▶ ACTIVITY: Return the data below exactly, please, but drop the pictures.

▶ Dataset rows describing interfaces:
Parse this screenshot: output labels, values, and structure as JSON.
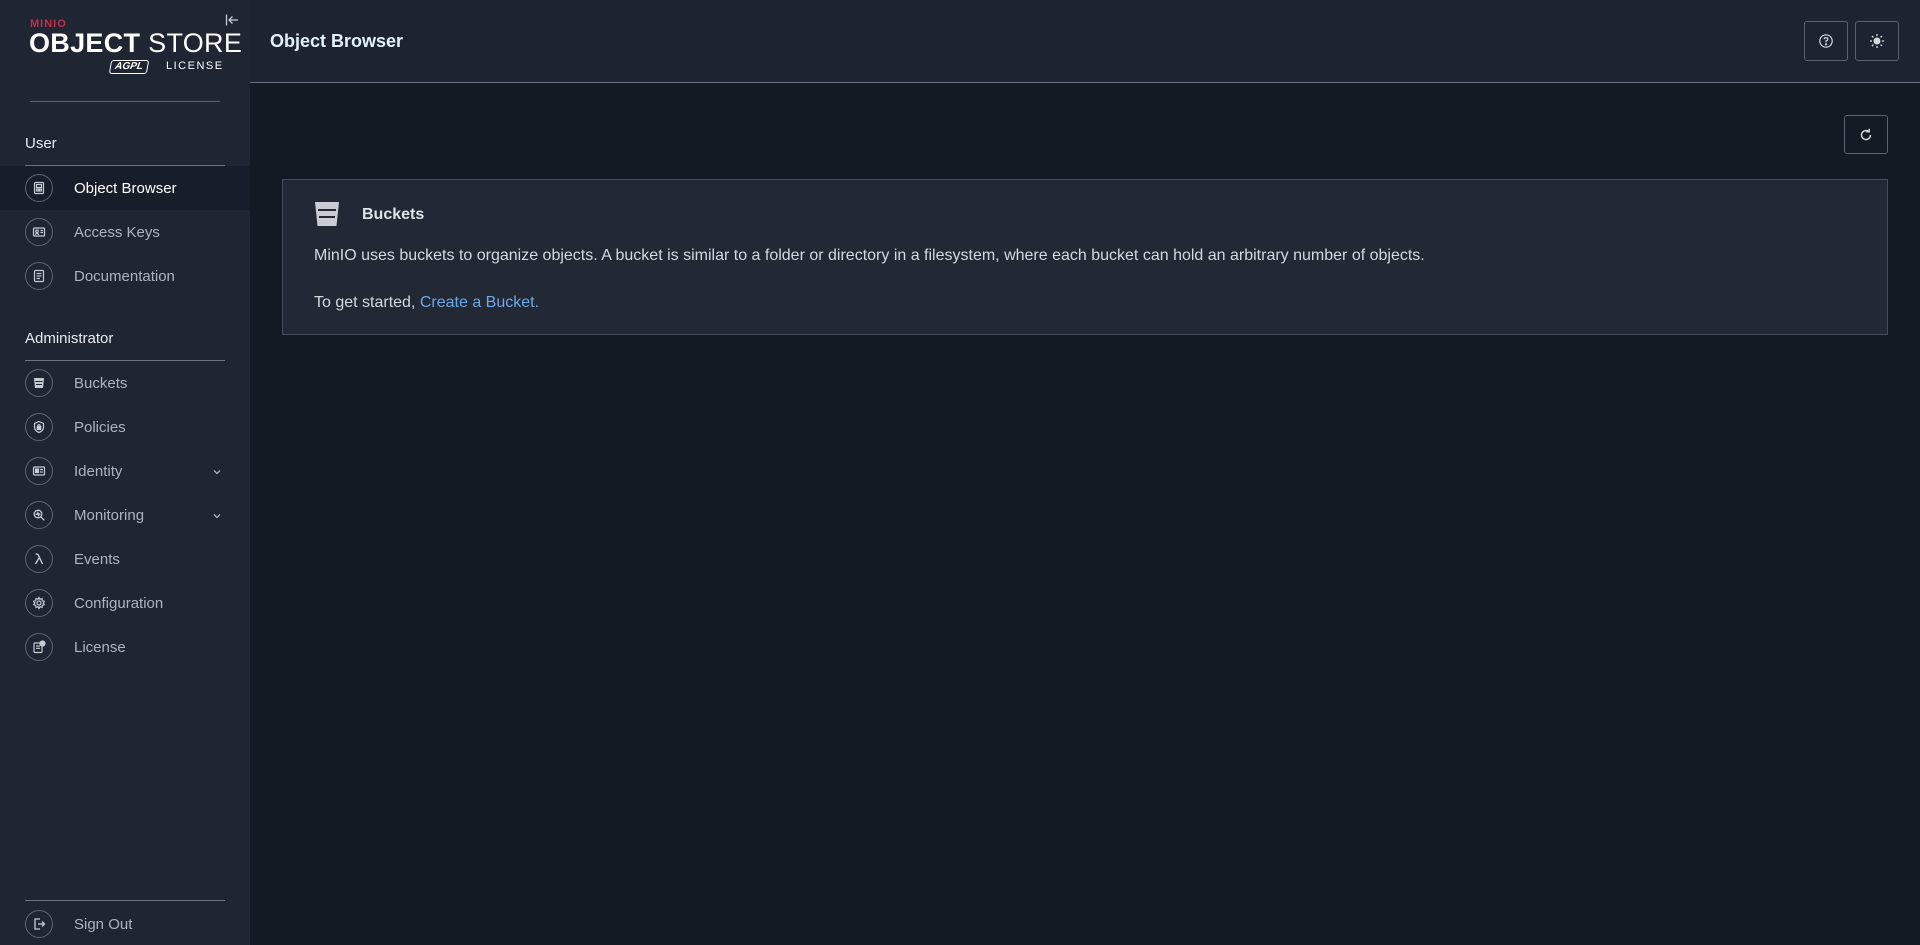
{
  "brand": {
    "name": "MINIO",
    "product_bold": "OBJECT",
    "product_rest": " STORE",
    "license_badge": "AGPL",
    "license_label": "LICENSE"
  },
  "sidebar": {
    "user_section": "User",
    "user_items": [
      {
        "label": "Object Browser",
        "icon": "object-browser-icon",
        "active": true
      },
      {
        "label": "Access Keys",
        "icon": "access-keys-icon"
      },
      {
        "label": "Documentation",
        "icon": "documentation-icon"
      }
    ],
    "admin_section": "Administrator",
    "admin_items": [
      {
        "label": "Buckets",
        "icon": "bucket-icon"
      },
      {
        "label": "Policies",
        "icon": "lock-icon"
      },
      {
        "label": "Identity",
        "icon": "identity-card-icon",
        "expandable": true
      },
      {
        "label": "Monitoring",
        "icon": "magnifier-icon",
        "expandable": true
      },
      {
        "label": "Events",
        "icon": "lambda-icon"
      },
      {
        "label": "Configuration",
        "icon": "gear-icon"
      },
      {
        "label": "License",
        "icon": "license-icon"
      }
    ],
    "sign_out": "Sign Out"
  },
  "header": {
    "title": "Object Browser",
    "help_icon": "help-icon",
    "theme_icon": "sun-icon"
  },
  "main": {
    "refresh_icon": "refresh-icon",
    "card": {
      "title": "Buckets",
      "description": "MinIO uses buckets to organize objects. A bucket is similar to a folder or directory in a filesystem, where each bucket can hold an arbitrary number of objects.",
      "cta_prefix": "To get started, ",
      "cta_link": "Create a Bucket."
    }
  },
  "colors": {
    "sidebar_bg": "#1f2533",
    "main_bg": "#131a23",
    "brand_red": "#c72c48",
    "link_blue": "#6ca9e8"
  }
}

▶ ANSWER TO THIS PROBLEM:
Parse this screenshot: output labels, values, and structure as JSON.
{
  "brand": {
    "name": "MINIO",
    "product_bold": "OBJECT",
    "product_rest": " STORE",
    "license_badge": "AGPL",
    "license_label": "LICENSE"
  },
  "sidebar": {
    "user_section": "User",
    "user_items": [
      {
        "label": "Object Browser",
        "icon": "object-browser-icon",
        "active": true
      },
      {
        "label": "Access Keys",
        "icon": "access-keys-icon"
      },
      {
        "label": "Documentation",
        "icon": "documentation-icon"
      }
    ],
    "admin_section": "Administrator",
    "admin_items": [
      {
        "label": "Buckets",
        "icon": "bucket-icon"
      },
      {
        "label": "Policies",
        "icon": "lock-icon"
      },
      {
        "label": "Identity",
        "icon": "identity-card-icon",
        "expandable": true
      },
      {
        "label": "Monitoring",
        "icon": "magnifier-icon",
        "expandable": true
      },
      {
        "label": "Events",
        "icon": "lambda-icon"
      },
      {
        "label": "Configuration",
        "icon": "gear-icon"
      },
      {
        "label": "License",
        "icon": "license-icon"
      }
    ],
    "sign_out": "Sign Out"
  },
  "header": {
    "title": "Object Browser",
    "help_icon": "help-icon",
    "theme_icon": "sun-icon"
  },
  "main": {
    "refresh_icon": "refresh-icon",
    "card": {
      "title": "Buckets",
      "description": "MinIO uses buckets to organize objects. A bucket is similar to a folder or directory in a filesystem, where each bucket can hold an arbitrary number of objects.",
      "cta_prefix": "To get started, ",
      "cta_link": "Create a Bucket."
    }
  },
  "colors": {
    "sidebar_bg": "#1f2533",
    "main_bg": "#131a23",
    "brand_red": "#c72c48",
    "link_blue": "#6ca9e8"
  }
}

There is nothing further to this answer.